A patient who complained that his parents had been overprotective and doting was allowed as much freedom as possible by the therapist, who made only the most necessary comments in his direction. On the other hand, a patient who had experienced lack of paternal love in childhood was shown consideration and affection by the therapist. Any fears that such procedures interfere with the emergence of basic patterns are unfounded. The patient who was overprotected in childhood still complained that the therapist tried to control him, and the patient who was deprived of love accused the therapist of ignoring and neglecting him. These distortions in the transference relationship are far more readily observed by the other group members than by the patient himself, and they are used to work through the problem.
The analyst again and again applies pragmatic procedures in chess-like moves in order to subtly maneuver the group toward interaction producing the desired insights. He thus almost becomes a “subliminal” orchestrator, eliciting responses from one or more group members in order to stimulate insights in another member. The therapeutic process within the Mental Health Groups requires an appropriate balance of gratifying and frustrating the patient. At times, learning theory is applied in an attempt to give the patient rewarding experiences. By fostering and reinforcing properly timed ego-strengthening experiences within the transference relationships the therapist brings about positive emotional changes. In other situations frustrating a patient’s needs or desires is useful and necessary.

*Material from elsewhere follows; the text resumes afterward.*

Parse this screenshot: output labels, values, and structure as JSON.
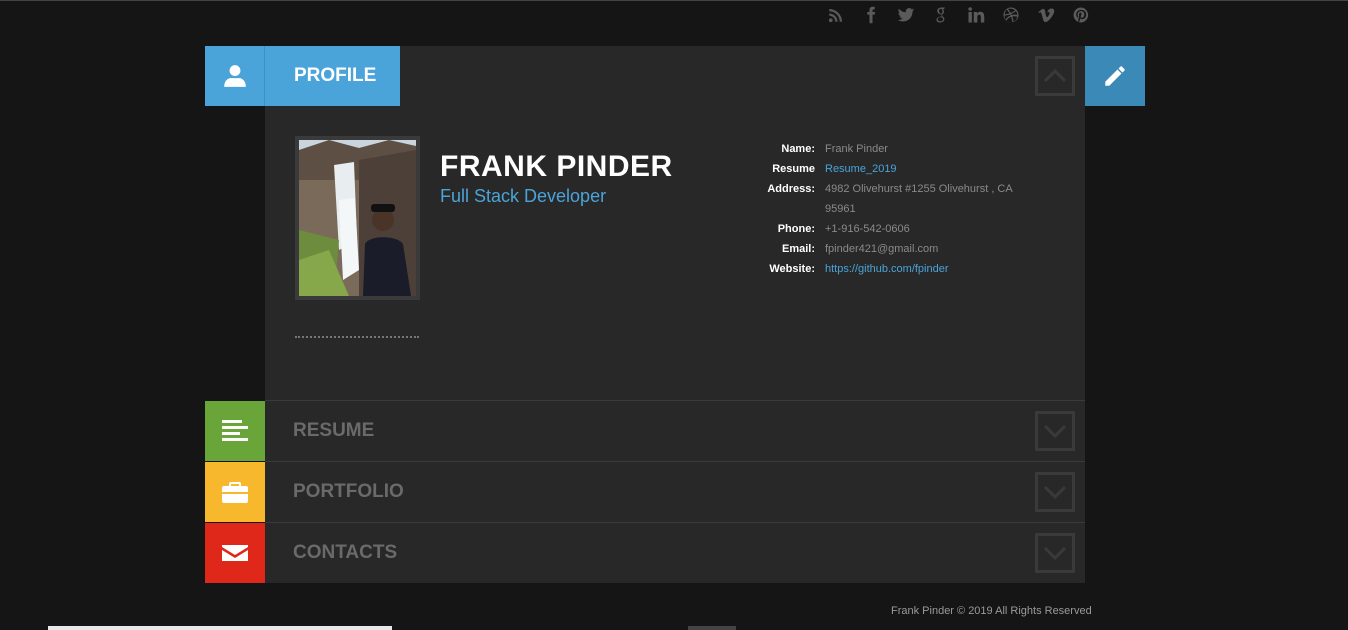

There are infinite possibilities to the application of such techniques, which require, however, most careful consideration by the therapist.

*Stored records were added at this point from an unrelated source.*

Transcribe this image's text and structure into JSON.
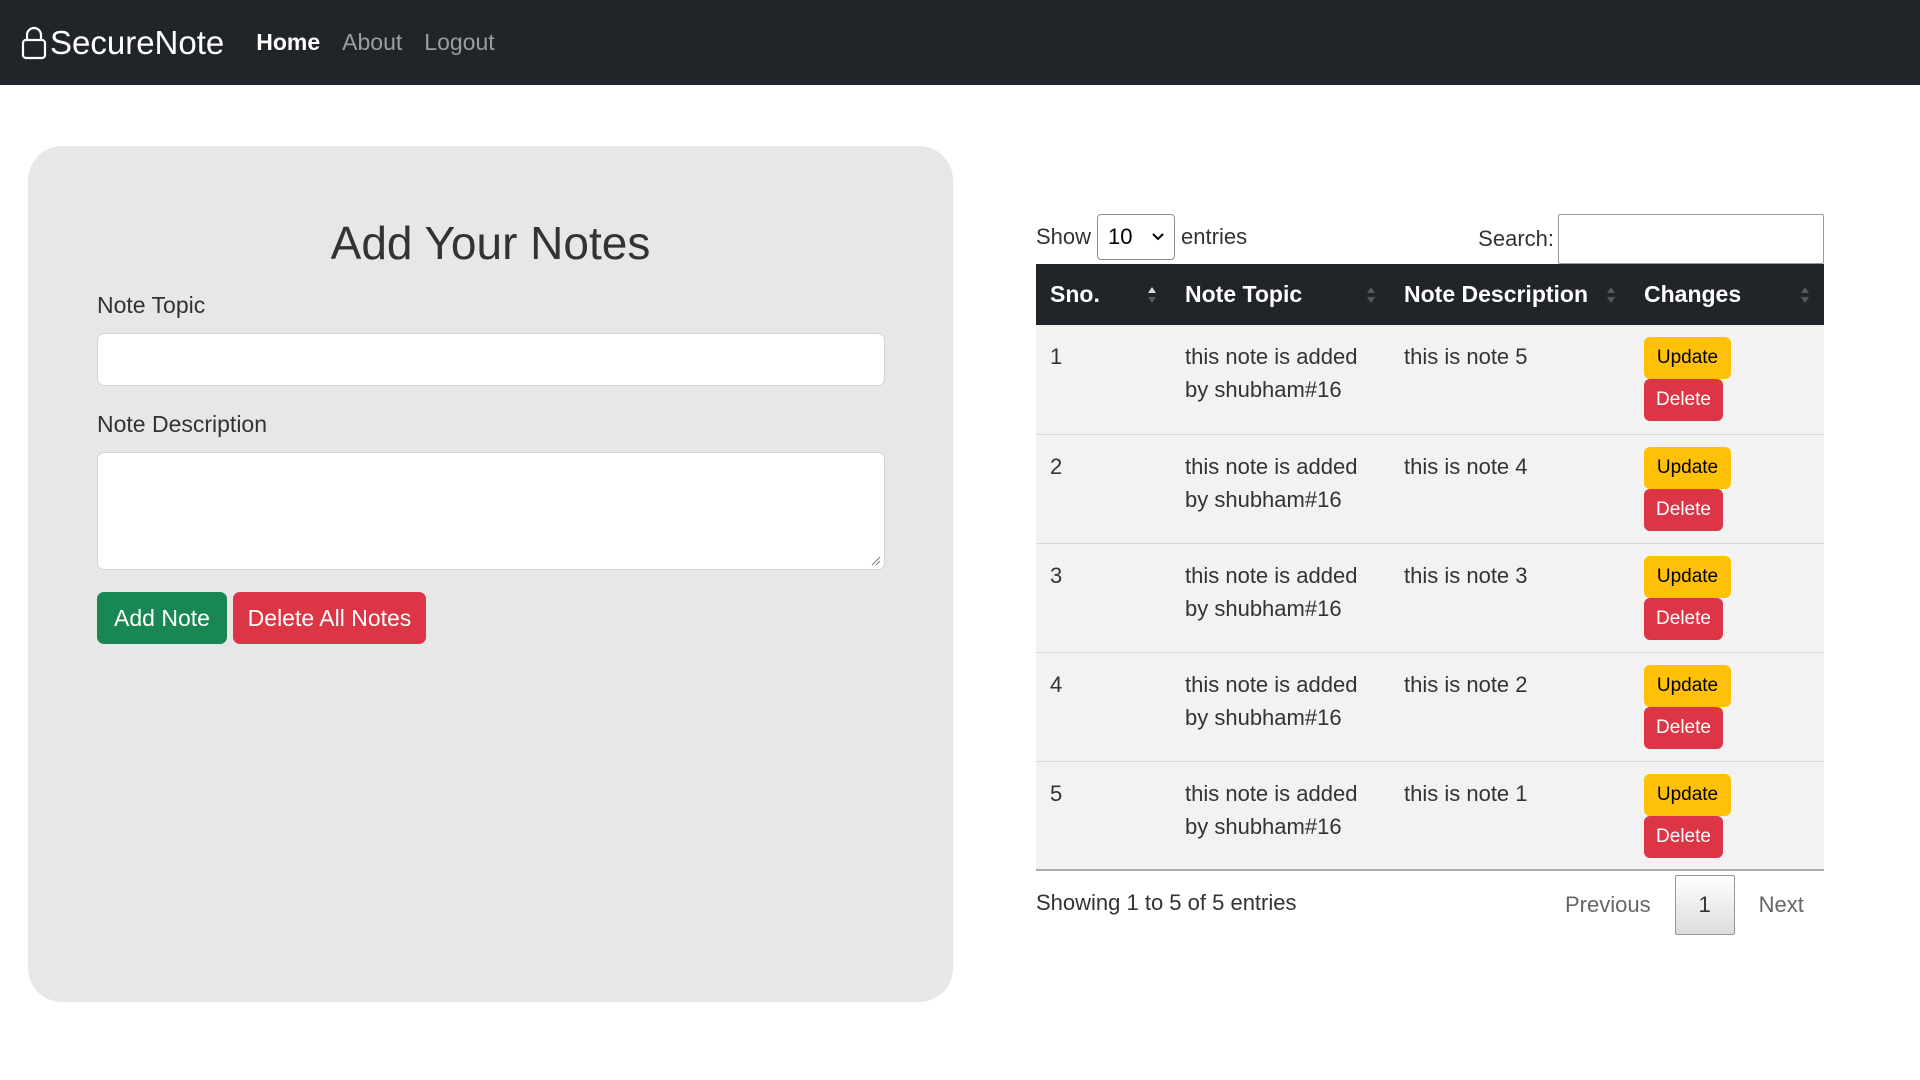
{
  "navbar": {
    "brand": "SecureNote",
    "brand_icon": "lock-icon",
    "links": [
      {
        "label": "Home",
        "active": true
      },
      {
        "label": "About",
        "active": false
      },
      {
        "label": "Logout",
        "active": false
      }
    ]
  },
  "form": {
    "title": "Add Your Notes",
    "topic_label": "Note Topic",
    "topic_value": "",
    "description_label": "Note Description",
    "description_value": "",
    "add_button": "Add Note",
    "delete_all_button": "Delete All Notes"
  },
  "table_controls": {
    "show_label": "Show",
    "entries_value": "10",
    "entries_label": "entries",
    "search_label": "Search:",
    "search_value": ""
  },
  "table": {
    "headers": [
      "Sno.",
      "Note Topic",
      "Note Description",
      "Changes"
    ],
    "rows": [
      {
        "sno": "1",
        "topic_line1": "this note is added",
        "topic_line2": "by shubham#16",
        "description": "this is note 5"
      },
      {
        "sno": "2",
        "topic_line1": "this note is added",
        "topic_line2": "by shubham#16",
        "description": "this is note 4"
      },
      {
        "sno": "3",
        "topic_line1": "this note is added",
        "topic_line2": "by shubham#16",
        "description": "this is note 3"
      },
      {
        "sno": "4",
        "topic_line1": "this note is added",
        "topic_line2": "by shubham#16",
        "description": "this is note 2"
      },
      {
        "sno": "5",
        "topic_line1": "this note is added",
        "topic_line2": "by shubham#16",
        "description": "this is note 1"
      }
    ],
    "update_label": "Update",
    "delete_label": "Delete"
  },
  "footer": {
    "info": "Showing 1 to 5 of 5 entries",
    "previous": "Previous",
    "current_page": "1",
    "next": "Next"
  },
  "colors": {
    "navbar": "#212529",
    "card": "#e7e7e7",
    "success": "#198754",
    "danger": "#dc3545",
    "warning": "#ffc107"
  }
}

Even at best, the patient can acquire only partial cognizance of the processes involved. Conscious insight by the patient, while certainly sought, is usually far from complete and is but one of the factors bringing about personality change.
Patients are continuously encouraged to make certain specific efforts in the Mental Health Group treatment. They are urged to scrutinize their reactions to each situation in the group and to report truthfully their feelings toward the situation and toward group members who stimulate feelings within them. They are prompted to describe accurately to the group significant behavior as well as their phantasies and dreams. The therapist stresses that after-reactions to each group session are important and should be carefully remembered and brought up at the next meeting.
The group members are persuaded furthermore to seek out the “Why?” behind each feeling, behavior pattern, dream, or phantasy by establishing the connection with similar feelings and memories from childhood. They are made aware that childhood experiences are very important in analysis because they have influenced decisively the development of deeply ingrained emotional patterns. The patients are encouraged to relate all memories and associations, particularly those that are embarrassing. These may involve thoughts and feelings relating to the bodies of father, mother, siblings, or their own bodies and physical functions, such as bowel movements or early sexual behavior. Eventually a comprehensive picture of the patient’s early childhood should emerge.